In today's Remainders: things lurking below the surface. Literally, a fuel cell-powered fish. Less literally, ISP's seething contempt for the FCC's new National Broadband Plan. Also: Samsung's David Lee Roth tablet love and a helicopter with rocket-powered blades. Yikes.
ISPs and FCC, Sitting In a Tree
Yesterday, FCC announced it's National Broadband Plan. It's ambitious—hoping to put 100Mbps internet in 100 million homes—as we knew it would be. It's also going to piss off ISPs, as we knew it would. Of course, the bigwigs were quick to respond, and of course, they say a whole lot of nothing. Here's a sampling.
Time Warner CEO, Glenn Britt:
We share the FCC's goal of universal broadband deployment and adoption and we look forward to participating in a robust dialogue around all aspects of the plan.

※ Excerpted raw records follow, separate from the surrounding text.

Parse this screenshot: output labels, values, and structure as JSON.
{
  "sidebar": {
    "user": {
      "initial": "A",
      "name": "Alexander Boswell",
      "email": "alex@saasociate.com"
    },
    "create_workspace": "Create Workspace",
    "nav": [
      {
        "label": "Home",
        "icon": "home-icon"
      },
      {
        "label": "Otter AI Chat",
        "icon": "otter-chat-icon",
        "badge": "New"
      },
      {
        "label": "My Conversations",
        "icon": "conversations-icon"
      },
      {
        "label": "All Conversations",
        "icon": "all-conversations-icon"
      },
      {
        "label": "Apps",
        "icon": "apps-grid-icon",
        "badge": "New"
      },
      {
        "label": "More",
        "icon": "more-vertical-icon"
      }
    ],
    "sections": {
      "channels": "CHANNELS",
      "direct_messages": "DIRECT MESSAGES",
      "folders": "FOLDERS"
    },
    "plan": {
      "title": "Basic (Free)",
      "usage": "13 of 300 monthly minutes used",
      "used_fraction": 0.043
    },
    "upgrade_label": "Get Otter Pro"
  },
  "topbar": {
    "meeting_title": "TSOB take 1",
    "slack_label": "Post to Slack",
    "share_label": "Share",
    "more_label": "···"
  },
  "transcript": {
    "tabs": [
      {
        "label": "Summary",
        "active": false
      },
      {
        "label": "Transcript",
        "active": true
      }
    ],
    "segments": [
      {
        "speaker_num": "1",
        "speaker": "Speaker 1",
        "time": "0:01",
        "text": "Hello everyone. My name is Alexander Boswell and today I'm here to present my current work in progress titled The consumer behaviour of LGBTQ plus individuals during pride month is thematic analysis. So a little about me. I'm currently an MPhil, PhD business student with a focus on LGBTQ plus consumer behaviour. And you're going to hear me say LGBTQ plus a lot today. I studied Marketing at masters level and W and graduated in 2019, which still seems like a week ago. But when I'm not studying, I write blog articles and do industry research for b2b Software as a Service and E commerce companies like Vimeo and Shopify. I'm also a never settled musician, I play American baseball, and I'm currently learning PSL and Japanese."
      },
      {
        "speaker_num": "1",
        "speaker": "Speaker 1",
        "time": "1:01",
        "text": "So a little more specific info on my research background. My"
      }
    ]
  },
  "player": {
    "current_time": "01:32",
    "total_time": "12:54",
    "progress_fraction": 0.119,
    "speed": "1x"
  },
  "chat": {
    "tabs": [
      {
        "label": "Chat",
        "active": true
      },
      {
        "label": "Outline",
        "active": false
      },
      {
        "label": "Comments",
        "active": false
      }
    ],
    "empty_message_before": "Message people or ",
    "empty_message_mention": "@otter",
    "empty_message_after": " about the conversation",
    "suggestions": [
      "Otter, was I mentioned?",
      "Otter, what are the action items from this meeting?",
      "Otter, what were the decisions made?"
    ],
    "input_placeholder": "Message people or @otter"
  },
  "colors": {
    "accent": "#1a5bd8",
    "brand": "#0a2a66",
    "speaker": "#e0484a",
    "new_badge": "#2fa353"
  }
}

Verizon Exec VP, Tom Tauke:
Verizon strongly supports the emphasis in the National Broadband Plan on the deployment of broadband facilities and adoption by all Americans.
Comcast CEO, Brian Roberts:
We commend the FCC for the immense effort involved in researching and writing the National Broadband Plan.
Of course it wouldn't look good for them to have their daggers out just yet, but you can be sure they will be out eventually. [Engadget]
The tablet is as seductive to companies as it is to consumers, and the latest one to fall under the spell is Samsung. The director of their Australian IT division confirmed that they will be releasing a "PC grade" tablet in the second quarter of the year to compete with the iPad, which the Samsunger criticized for its wimpy processing power and connectivity. What Samsung apparently doesn't realize is that it's not brute force that attracts us to the tablet, it's the sensuality. The touch. The curves. The look, inside and out. It's the same type of attraction that draws us to Prince. I fear that Samsung has more of a David Lee Roth slate in mind. [SlashGear]
You don't even have to watch this video of a helicopter with rocket-powered blades to know it's a bad idea. Just open it in another tab, listen to the terrible whine of its jet-tipped rotors, and be glad you're not in its immediate vicinity. [PopSci]
Here's a video of a little fuel-cell powered fish. It left us with a lot of questions. The first of which was "is this cool?" Rosa thought it was "neat," but she "didn't get excited by it." David thought it was "kinda neat." Wilson said it was "crazy." Jesus said it "leaves him cold." Jason summed the dilemma up: "I can't tell if that fish is cool or not." On the one hand, it's quite lifelike and fuel cells are cool. On the other, the fuel cell version wasn't even used for this video demo. The verdict is still out. Another question: is a human narrating this video, or a text to speech robot?